EXERCISE BRIEF:
Write the records out exactly as shown. No pictures.

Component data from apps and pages
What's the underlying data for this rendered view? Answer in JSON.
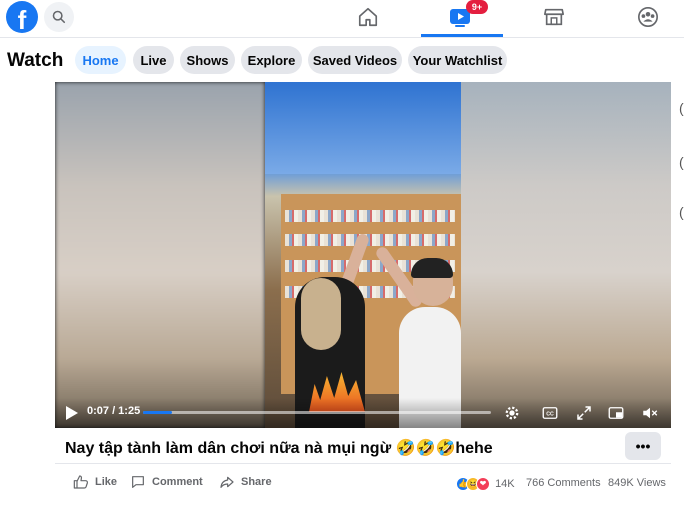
{
  "topbar": {
    "logo": "f",
    "search_icon": "search-icon",
    "nav": [
      "home-icon",
      "watch-icon",
      "marketplace-icon",
      "groups-icon"
    ],
    "watch_badge": "9+",
    "accent": "#1877f2",
    "badge_color": "#e41e3f"
  },
  "watch": {
    "title": "Watch",
    "tabs": [
      {
        "label": "Home",
        "active": true
      },
      {
        "label": "Live"
      },
      {
        "label": "Shows"
      },
      {
        "label": "Explore"
      },
      {
        "label": "Saved Videos"
      },
      {
        "label": "Your Watchlist"
      }
    ]
  },
  "video": {
    "time": "0:07 / 1:25",
    "progress": 0.082,
    "title": "Nay tập tành làm dân chơi nữa nà mụi ngừ 🤣🤣🤣hehe",
    "controls": [
      "settings-icon",
      "captions-icon",
      "fullscreen-icon",
      "miniplayer-icon",
      "volume-icon"
    ]
  },
  "actions": {
    "like": "Like",
    "comment": "Comment",
    "share": "Share",
    "reactions_count": "14K",
    "comments": "766 Comments",
    "views": "849K Views"
  }
}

RESULT FOR THIS TASK:
What's the underlying data for this rendered view? Answer in JSON.
{
  "topbar": {
    "logo": "f",
    "search_icon": "search-icon",
    "nav": [
      "home-icon",
      "watch-icon",
      "marketplace-icon",
      "groups-icon"
    ],
    "watch_badge": "9+",
    "accent": "#1877f2",
    "badge_color": "#e41e3f"
  },
  "watch": {
    "title": "Watch",
    "tabs": [
      {
        "label": "Home",
        "active": true
      },
      {
        "label": "Live"
      },
      {
        "label": "Shows"
      },
      {
        "label": "Explore"
      },
      {
        "label": "Saved Videos"
      },
      {
        "label": "Your Watchlist"
      }
    ]
  },
  "video": {
    "time": "0:07 / 1:25",
    "progress": 0.082,
    "title": "Nay tập tành làm dân chơi nữa nà mụi ngừ 🤣🤣🤣hehe",
    "controls": [
      "settings-icon",
      "captions-icon",
      "fullscreen-icon",
      "miniplayer-icon",
      "volume-icon"
    ]
  },
  "actions": {
    "like": "Like",
    "comment": "Comment",
    "share": "Share",
    "reactions_count": "14K",
    "comments": "766 Comments",
    "views": "849K Views"
  }
}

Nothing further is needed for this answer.